We believe that the decision about how to best do this is one that should be made at the state level and that these decisions are best made by the people directly or through their elected representatives – not by unelected judges.
Where civil marriage is possible, we support civil marriage. Where civil unions are possible, we support civil unions. Where domestic partner benefits are possible, we support domestic partner benefits. As federalists, we do not believe in a one-size-fits-all approach on almost any issue and that includes relationship recognition for gay couples.
We are firmly committed to winning hearts and minds, which is why we understand that not everyone who doesn’t support marriage for gay couples is automatically a bigot or homophobe. We understand that there are people of deep faith who may have religious objections to marriage. We respect those differences and believe that no church or religious institution should ever be force to solemnize a marriage that is against its teachings.

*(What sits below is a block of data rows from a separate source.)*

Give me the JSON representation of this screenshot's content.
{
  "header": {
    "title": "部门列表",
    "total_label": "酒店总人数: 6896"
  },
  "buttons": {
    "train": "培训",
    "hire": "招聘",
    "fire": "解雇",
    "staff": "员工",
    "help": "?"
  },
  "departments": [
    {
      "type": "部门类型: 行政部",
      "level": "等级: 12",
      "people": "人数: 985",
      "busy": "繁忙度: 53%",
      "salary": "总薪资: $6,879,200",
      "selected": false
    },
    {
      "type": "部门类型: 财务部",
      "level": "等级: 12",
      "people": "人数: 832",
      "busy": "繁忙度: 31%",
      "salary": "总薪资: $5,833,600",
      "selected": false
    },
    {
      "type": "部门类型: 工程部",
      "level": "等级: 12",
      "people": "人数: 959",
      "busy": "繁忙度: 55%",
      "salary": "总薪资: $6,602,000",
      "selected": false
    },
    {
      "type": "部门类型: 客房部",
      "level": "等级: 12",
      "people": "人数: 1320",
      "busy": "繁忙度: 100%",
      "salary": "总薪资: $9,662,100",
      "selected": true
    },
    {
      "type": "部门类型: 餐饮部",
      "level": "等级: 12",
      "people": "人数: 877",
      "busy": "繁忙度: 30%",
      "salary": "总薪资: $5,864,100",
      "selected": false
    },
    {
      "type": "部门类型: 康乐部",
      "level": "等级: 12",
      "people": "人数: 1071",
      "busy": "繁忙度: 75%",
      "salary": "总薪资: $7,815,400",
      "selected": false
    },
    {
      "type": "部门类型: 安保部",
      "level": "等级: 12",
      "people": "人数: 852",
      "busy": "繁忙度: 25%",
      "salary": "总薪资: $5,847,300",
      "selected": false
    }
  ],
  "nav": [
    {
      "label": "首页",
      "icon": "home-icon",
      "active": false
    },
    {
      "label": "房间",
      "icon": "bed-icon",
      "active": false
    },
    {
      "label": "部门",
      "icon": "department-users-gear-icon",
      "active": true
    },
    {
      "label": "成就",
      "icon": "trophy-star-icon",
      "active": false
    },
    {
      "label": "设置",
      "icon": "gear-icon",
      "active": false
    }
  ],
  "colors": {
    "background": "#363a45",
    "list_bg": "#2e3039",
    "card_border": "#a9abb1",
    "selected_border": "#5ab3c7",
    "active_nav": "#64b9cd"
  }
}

The decision to put the organization’s support behind same-sex marriage efforts comes nearly four years after the group’s founding as a group for gay conservatives focused exclusively on federal issues. Since its founding, GOProud has focused on the conservative agenda rather than social issues and has pegged itself as a more conservative alternative to Log Cabin Republicans.
With GOProud’s growth, its leaders have now sought to begin work on the state and local level. According to GOProud Executive Director Jimmy LaSalvia, this shift in focus is what led the group to put its support behind same-sex marriage campaigns.
“This decision came about as a result of our growth,” LaSalvia told Metro Weekly. “We have this demand from folks across the country to build state and local chapters and that made it necessary to state what our principles are when it comes to marriage, since that is an issue decided at the local level.”
Although GOProud has always opposed the 1996 Defense of Marriage Act, which forbids federal recognition of same-sex marriage, as an overreach of federal power, it has refrained from weighing in on state marriage-equality campaigns. But now, with local chapters expected in states such as Pennsylvania and Georgia, LaSalvia says the group will shift its focus based on the dynamics of particular states.
“Some states, the political reality is they’re considering marriage and in other states they’re considering civil unions,” said LaSalvia. “We’ll support the policy based on the political reality.”
GOProud’s decision to support civil union efforts diverges from other organizations that have campaigned for same-sex marriage. Many LGBT rights organizations have argued civil unions are separate and unequal.
LaSalvia, however, says GOProud will approach the issue on a state-by-state basis.
“Any given state will determine what’s best for them. We laid out principals and we support same-sex marriage, but even when states do legalize same-sex marriage they’re going to come at it in different ways,” said LaSalvia. “Marriage laws for straight people differ from state to state. That’s for the people in that state to determine.”
As the group works to organize its supporters into a new database, LaSalvia says GOProud’s expansion to the state and local level is a challenge they’re ready for.
“The whole reason we decided to do this is after the election people wanted to get involved. It’s hard to tell people we have a D.C. office and work only on federal issues when there’s not a tangible way for them to get involved in their community,” said LaSalvia. “Last year’s election helped us to see we really needed that.”
[Photo: GOProud co-founders Chris Barron (left) and Jimmy LaSalvia (Credit: Todd Franson, Metro Weekly).]